## Your instructions
Please return each entry that follows exactly as written, and keep the pictures out.

[Interface dataset entries]
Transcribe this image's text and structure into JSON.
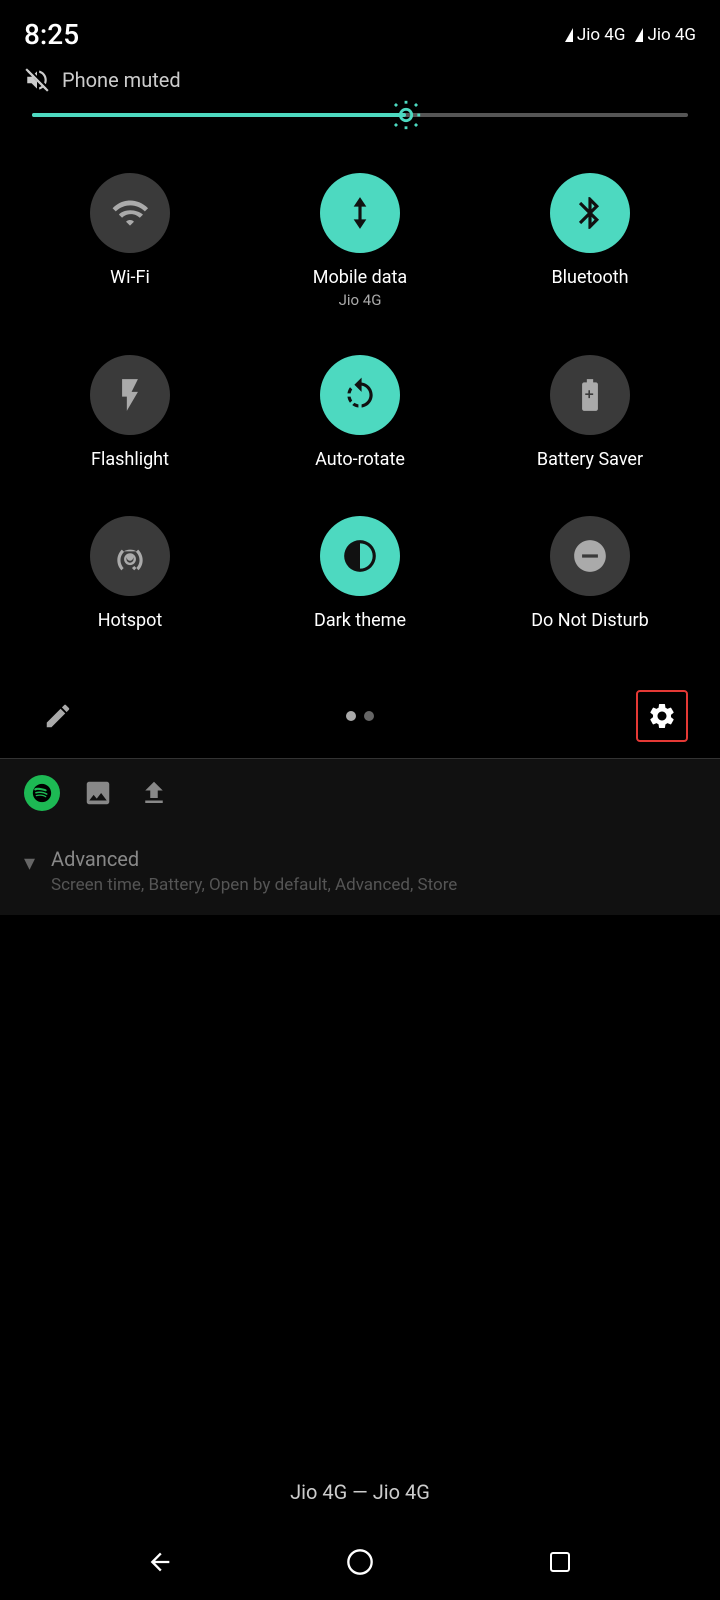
{
  "status": {
    "time": "8:25",
    "network1": "Jio 4G",
    "network2": "Jio 4G"
  },
  "notification": {
    "muted_label": "Phone muted"
  },
  "brightness": {
    "fill_percent": 57
  },
  "quick_settings": {
    "items": [
      {
        "id": "wifi",
        "label": "Wi-Fi",
        "sublabel": "",
        "active": false,
        "icon": "wifi"
      },
      {
        "id": "mobile-data",
        "label": "Mobile data",
        "sublabel": "Jio 4G",
        "active": true,
        "icon": "mobile-data"
      },
      {
        "id": "bluetooth",
        "label": "Bluetooth",
        "sublabel": "",
        "active": true,
        "icon": "bluetooth"
      },
      {
        "id": "flashlight",
        "label": "Flashlight",
        "sublabel": "",
        "active": false,
        "icon": "flashlight"
      },
      {
        "id": "auto-rotate",
        "label": "Auto-rotate",
        "sublabel": "",
        "active": true,
        "icon": "auto-rotate"
      },
      {
        "id": "battery-saver",
        "label": "Battery Saver",
        "sublabel": "",
        "active": false,
        "icon": "battery-saver"
      },
      {
        "id": "hotspot",
        "label": "Hotspot",
        "sublabel": "",
        "active": false,
        "icon": "hotspot"
      },
      {
        "id": "dark-theme",
        "label": "Dark theme",
        "sublabel": "",
        "active": true,
        "icon": "dark-theme"
      },
      {
        "id": "do-not-disturb",
        "label": "Do Not Disturb",
        "sublabel": "",
        "active": false,
        "icon": "do-not-disturb"
      }
    ],
    "page_dots": [
      true,
      false
    ],
    "edit_label": "edit",
    "settings_label": "settings"
  },
  "advanced": {
    "title": "Advanced",
    "subtitle": "Screen time, Battery, Open by default, Advanced, Store"
  },
  "carrier": {
    "label": "Jio 4G — Jio 4G"
  },
  "nav": {
    "back": "◀",
    "home": "●",
    "recents": "■"
  }
}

## Finished task
Transcribe this image's text and structure into JSON.
{
  "status": {
    "time": "8:25",
    "network1": "Jio 4G",
    "network2": "Jio 4G"
  },
  "notification": {
    "muted_label": "Phone muted"
  },
  "brightness": {
    "fill_percent": 57
  },
  "quick_settings": {
    "items": [
      {
        "id": "wifi",
        "label": "Wi-Fi",
        "sublabel": "",
        "active": false,
        "icon": "wifi"
      },
      {
        "id": "mobile-data",
        "label": "Mobile data",
        "sublabel": "Jio 4G",
        "active": true,
        "icon": "mobile-data"
      },
      {
        "id": "bluetooth",
        "label": "Bluetooth",
        "sublabel": "",
        "active": true,
        "icon": "bluetooth"
      },
      {
        "id": "flashlight",
        "label": "Flashlight",
        "sublabel": "",
        "active": false,
        "icon": "flashlight"
      },
      {
        "id": "auto-rotate",
        "label": "Auto-rotate",
        "sublabel": "",
        "active": true,
        "icon": "auto-rotate"
      },
      {
        "id": "battery-saver",
        "label": "Battery Saver",
        "sublabel": "",
        "active": false,
        "icon": "battery-saver"
      },
      {
        "id": "hotspot",
        "label": "Hotspot",
        "sublabel": "",
        "active": false,
        "icon": "hotspot"
      },
      {
        "id": "dark-theme",
        "label": "Dark theme",
        "sublabel": "",
        "active": true,
        "icon": "dark-theme"
      },
      {
        "id": "do-not-disturb",
        "label": "Do Not Disturb",
        "sublabel": "",
        "active": false,
        "icon": "do-not-disturb"
      }
    ],
    "page_dots": [
      true,
      false
    ],
    "edit_label": "edit",
    "settings_label": "settings"
  },
  "advanced": {
    "title": "Advanced",
    "subtitle": "Screen time, Battery, Open by default, Advanced, Store"
  },
  "carrier": {
    "label": "Jio 4G — Jio 4G"
  },
  "nav": {
    "back": "◀",
    "home": "●",
    "recents": "■"
  }
}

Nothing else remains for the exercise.